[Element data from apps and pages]
☆ ☆ ☆ ☆ ☆
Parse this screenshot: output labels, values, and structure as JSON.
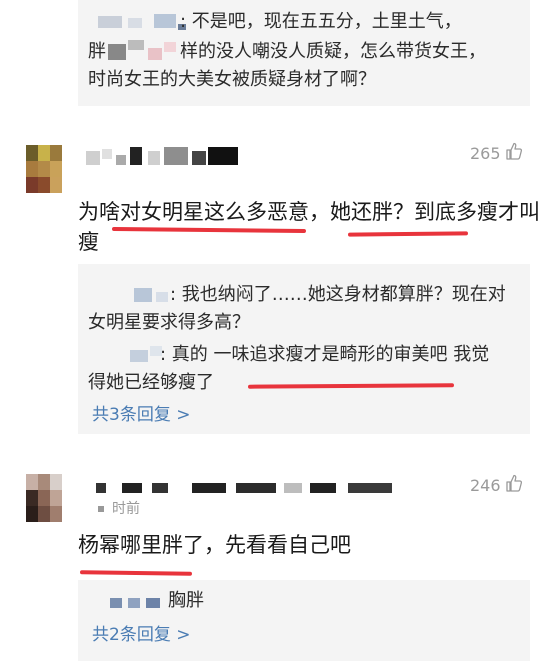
{
  "top_reply": {
    "line1": ": 不是吧，现在五五分，土里土气，",
    "line2_pre": "胖",
    "line2": "样的没人嘲没人质疑，怎么带货女王，",
    "line3": "时尚女王的大美女被质疑身材了啊？"
  },
  "comment1": {
    "likes": "265",
    "text_line1": "为啥对女明星这么多恶意，她还胖？到底多瘦才叫",
    "text_line2": "瘦",
    "replies": [
      {
        "line1": ": 我也纳闷了……她这身材都算胖？现在对",
        "line2": "女明星要求得多高？"
      },
      {
        "line1": ": 真的 一味追求瘦才是畸形的审美吧 我觉",
        "line2": "得她已经够瘦了"
      }
    ],
    "more_replies": "共3条回复 >"
  },
  "comment2": {
    "likes": "246",
    "time_suffix": "时前",
    "text": "杨幂哪里胖了，先看看自己吧",
    "reply_text": "胸胖",
    "more_replies": "共2条回复 >"
  },
  "colors": {
    "accent_link": "#4a7cb3",
    "underline": "#e8343c",
    "reply_bg": "#f4f4f4"
  },
  "icons": [
    "thumbs-up-icon"
  ]
}
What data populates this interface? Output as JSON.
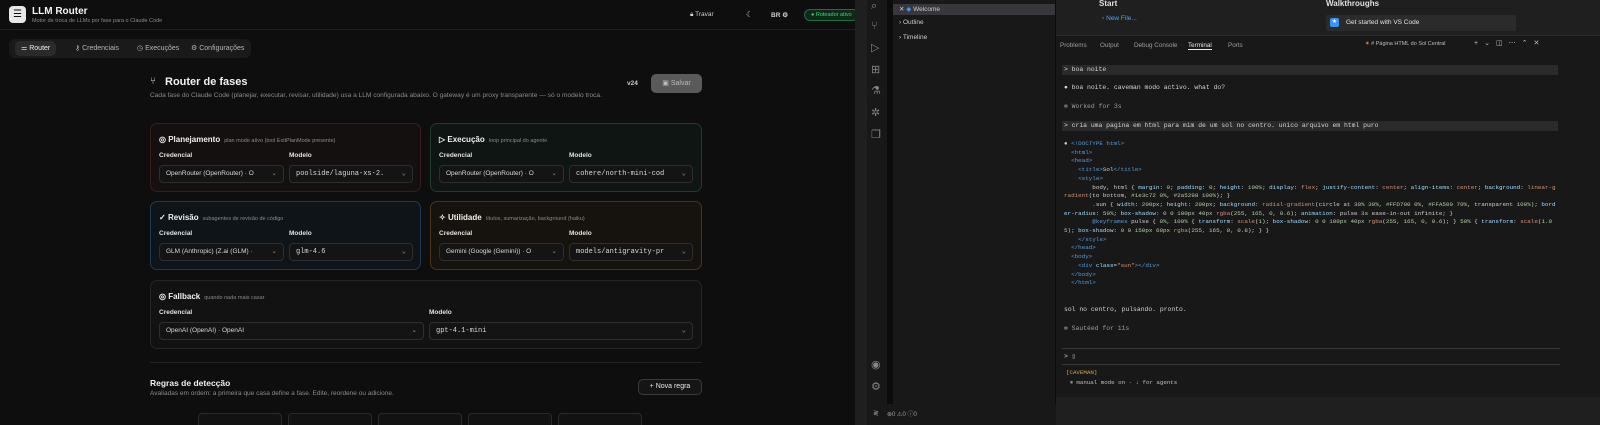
{
  "app": {
    "logo_glyph": "☰",
    "title": "LLM Router",
    "subtitle": "Motor de troca de LLMs por fase para o Claude Code",
    "lock": "Travar",
    "lang": "BR",
    "status": "Roteador ativo",
    "accent": "#3fd27a"
  },
  "nav": [
    {
      "label": "Router",
      "icon": "sliders-icon"
    },
    {
      "label": "Credenciais",
      "icon": "key-icon"
    },
    {
      "label": "Execuções",
      "icon": "clock-icon"
    },
    {
      "label": "Configurações",
      "icon": "gear-icon"
    }
  ],
  "header": {
    "title": "Router de fases",
    "desc": "Cada fase do Claude Code (planejar, executar, revisar, utilidade) usa a LLM configurada abaixo. O gateway é um proxy transparente — só o modelo troca.",
    "version": "v24",
    "save": "Salvar"
  },
  "labels": {
    "credencial": "Credencial",
    "modelo": "Modelo"
  },
  "phases": {
    "planejamento": {
      "title": "Planejamento",
      "sub": "plan mode ativo (tool ExitPlanMode presente)",
      "cred": "OpenRouter (OpenRouter) · O",
      "model": "poolside/laguna-xs-2."
    },
    "execucao": {
      "title": "Execução",
      "sub": "loop principal do agente",
      "cred": "OpenRouter (OpenRouter) · O",
      "model": "cohere/north-mini-cod"
    },
    "revisao": {
      "title": "Revisão",
      "sub": "subagentes de revisão de código",
      "cred": "GLM (Anthropic) (Z.ai (GLM) ·",
      "model": "glm-4.6"
    },
    "utilidade": {
      "title": "Utilidade",
      "sub": "títulos, sumarização, background (haiku)",
      "cred": "Gemini (Google (Gemini)) · O",
      "model": "models/antigravity-pr"
    },
    "fallback": {
      "title": "Fallback",
      "sub": "quando nada mais casar",
      "cred": "OpenAI (OpenAI) · OpenAI",
      "model": "gpt-4.1-mini"
    }
  },
  "rules": {
    "title": "Regras de detecção",
    "desc": "Avaliadas em ordem: a primeira que casa define a fase. Edite, reordene ou adicione.",
    "new": "+  Nova regra"
  },
  "vscode": {
    "explorer": [
      "Welcome",
      "Outline",
      "Timeline"
    ],
    "start": "Start",
    "new_file": "New File...",
    "walkthroughs": "Walkthroughs",
    "get_started": "Get started with VS Code",
    "panel_tabs": [
      "Problems",
      "Output",
      "Debug Console",
      "Terminal",
      "Ports"
    ],
    "terminal_title": "# Página HTML do Sol Central",
    "terminal": {
      "l1": "> boa noite",
      "l2": "● boa noite. caveman modo activo. what do?",
      "l3": "✻ Worked for 3s",
      "l4": "> cria uma pagina em html para mim de um sol no centro. unico arquivo em html puro",
      "l5": "sol no centro, pulsando. pronto.",
      "l6": "✻ Sautéed for 11s",
      "prompt": ">",
      "cave1": "[CAVEMAN]",
      "cave2": "⏸ manual mode on · ↓ for agents"
    }
  }
}
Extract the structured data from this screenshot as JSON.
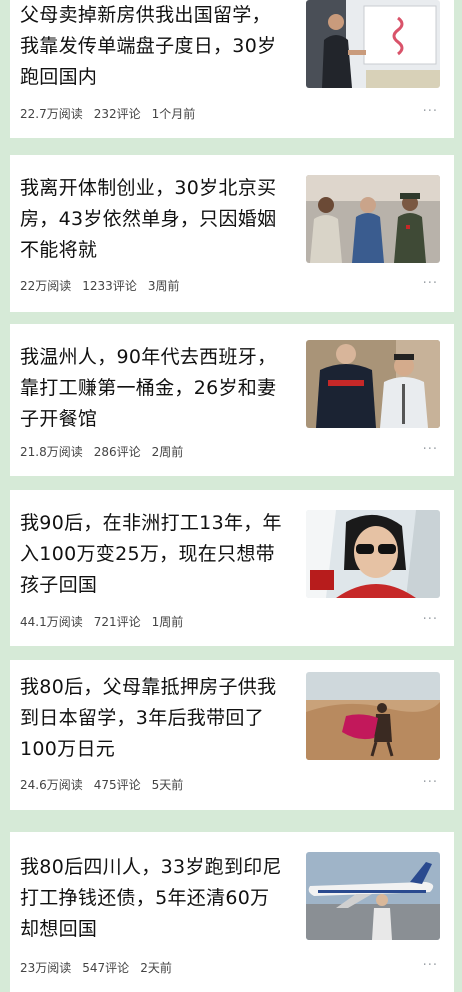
{
  "articles": [
    {
      "title": "父母卖掉新房供我出国留学，我靠发传单端盘子度日，30岁跑回国内",
      "reads": "22.7万阅读",
      "comments": "232评论",
      "time": "1个月前",
      "more": "···",
      "image": "man-presenting-whiteboard"
    },
    {
      "title": "我离开体制创业，30岁北京买房，43岁依然单身，只因婚姻不能将就",
      "reads": "22万阅读",
      "comments": "1233评论",
      "time": "3周前",
      "more": "···",
      "image": "group-photo-uniforms"
    },
    {
      "title": "我温州人，90年代去西班牙，靠打工赚第一桶金，26岁和妻子开餐馆",
      "reads": "21.8万阅读",
      "comments": "286评论",
      "time": "2周前",
      "more": "···",
      "image": "man-with-police-officer"
    },
    {
      "title": "我90后，在非洲打工13年，年入100万变25万，现在只想带孩子回国",
      "reads": "44.1万阅读",
      "comments": "721评论",
      "time": "1周前",
      "more": "···",
      "image": "woman-sunglasses-selfie"
    },
    {
      "title": "我80后，父母靠抵押房子供我到日本留学，3年后我带回了100万日元",
      "reads": "24.6万阅读",
      "comments": "475评论",
      "time": "5天前",
      "more": "···",
      "image": "woman-desert-scarf"
    },
    {
      "title": "我80后四川人，33岁跑到印尼打工挣钱还债，5年还清60万却想回国",
      "reads": "23万阅读",
      "comments": "547评论",
      "time": "2天前",
      "more": "···",
      "image": "man-airplane-runway"
    }
  ]
}
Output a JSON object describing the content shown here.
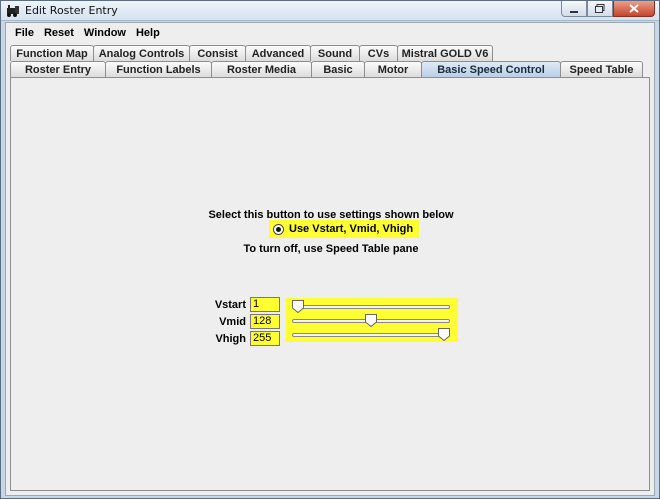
{
  "window": {
    "title": "Edit Roster Entry",
    "icon": "locomotive-icon",
    "controls": {
      "minimize": "minimize-icon",
      "maximize": "maximize-icon",
      "close": "close-icon"
    }
  },
  "menu": [
    "File",
    "Reset",
    "Window",
    "Help"
  ],
  "tabs_back": [
    "Function Map",
    "Analog Controls",
    "Consist",
    "Advanced",
    "Sound",
    "CVs",
    "Mistral GOLD V6"
  ],
  "tabs_front": [
    "Roster Entry",
    "Function Labels",
    "Roster Media",
    "Basic",
    "Motor",
    "Basic Speed Control",
    "Speed Table"
  ],
  "selected_tab": "Basic Speed Control",
  "panel": {
    "instruction": "Select this button to use settings shown below",
    "radio_label": "Use Vstart, Vmid, Vhigh",
    "radio_selected": true,
    "turn_off_text": "To turn off, use Speed Table pane",
    "highlight_color": "#ffff33",
    "fields": [
      {
        "label": "Vstart",
        "value": "1",
        "slider_fraction": 0.0
      },
      {
        "label": "Vmid",
        "value": "128",
        "slider_fraction": 0.5
      },
      {
        "label": "Vhigh",
        "value": "255",
        "slider_fraction": 1.0
      }
    ]
  }
}
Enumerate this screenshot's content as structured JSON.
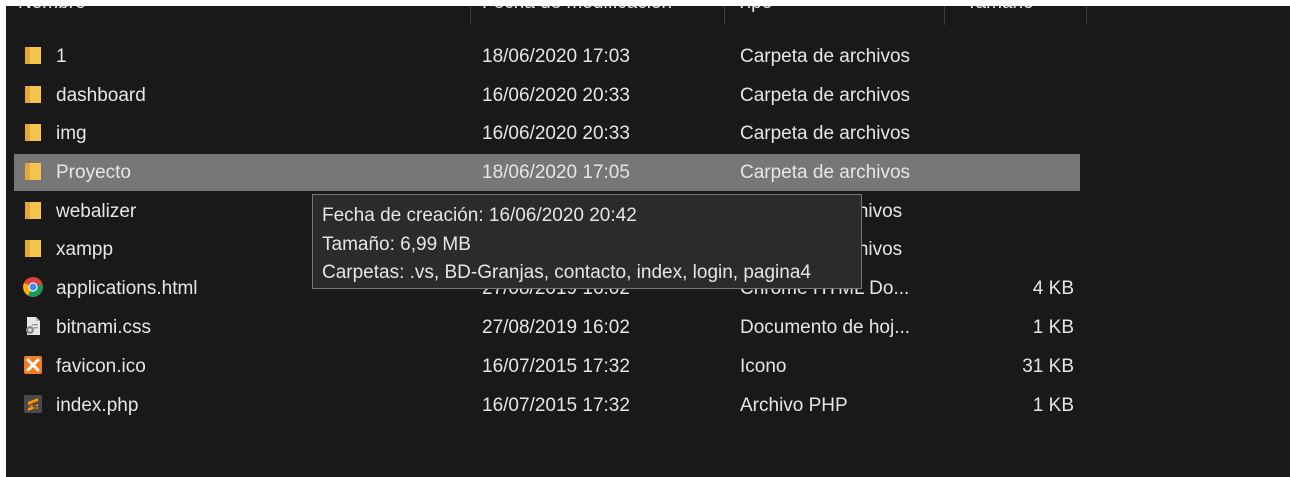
{
  "columns": [
    {
      "label": "Nombre"
    },
    {
      "label": "Fecha de modificación"
    },
    {
      "label": "Tipo"
    },
    {
      "label": "Tamaño"
    }
  ],
  "files": [
    {
      "name": "1",
      "date": "18/06/2020 17:03",
      "type": "Carpeta de archivos",
      "size": "",
      "icon": "folder-icon"
    },
    {
      "name": "dashboard",
      "date": "16/06/2020 20:33",
      "type": "Carpeta de archivos",
      "size": "",
      "icon": "folder-icon"
    },
    {
      "name": "img",
      "date": "16/06/2020 20:33",
      "type": "Carpeta de archivos",
      "size": "",
      "icon": "folder-icon"
    },
    {
      "name": "Proyecto",
      "date": "18/06/2020 17:05",
      "type": "Carpeta de archivos",
      "size": "",
      "icon": "folder-icon",
      "selected": true
    },
    {
      "name": "webalizer",
      "date": "",
      "type": "rchivos",
      "size": "",
      "icon": "folder-icon"
    },
    {
      "name": "xampp",
      "date": "",
      "type": "rchivos",
      "size": "",
      "icon": "folder-icon"
    },
    {
      "name": "applications.html",
      "date": "27/08/2019 16:02",
      "type": "Chrome HTML Do...",
      "size": "4 KB",
      "icon": "chrome-icon"
    },
    {
      "name": "bitnami.css",
      "date": "27/08/2019 16:02",
      "type": "Documento de hoj...",
      "size": "1 KB",
      "icon": "css-file-icon"
    },
    {
      "name": "favicon.ico",
      "date": "16/07/2015 17:32",
      "type": "Icono",
      "size": "31 KB",
      "icon": "xampp-icon"
    },
    {
      "name": "index.php",
      "date": "16/07/2015 17:32",
      "type": "Archivo PHP",
      "size": "1 KB",
      "icon": "sublime-icon"
    }
  ],
  "tooltip": {
    "line1": "Fecha de creación: 16/06/2020 20:42",
    "line2": "Tamaño: 6,99 MB",
    "line3": "Carpetas: .vs, BD-Granjas, contacto, index, login, pagina4"
  },
  "colors": {
    "background": "#191919",
    "selected_row": "#777777",
    "folder": "#f4c44e",
    "text": "#e6e6e6"
  }
}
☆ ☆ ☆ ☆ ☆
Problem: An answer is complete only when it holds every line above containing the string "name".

Exercise solution:
      "name": "1",
      "name": "dashboard",
      "name": "img",
      "name": "Proyecto",
      "name": "webalizer",
      "name": "xampp",
      "name": "applications.html",
      "name": "bitnami.css",
      "name": "favicon.ico",
      "name": "index.php",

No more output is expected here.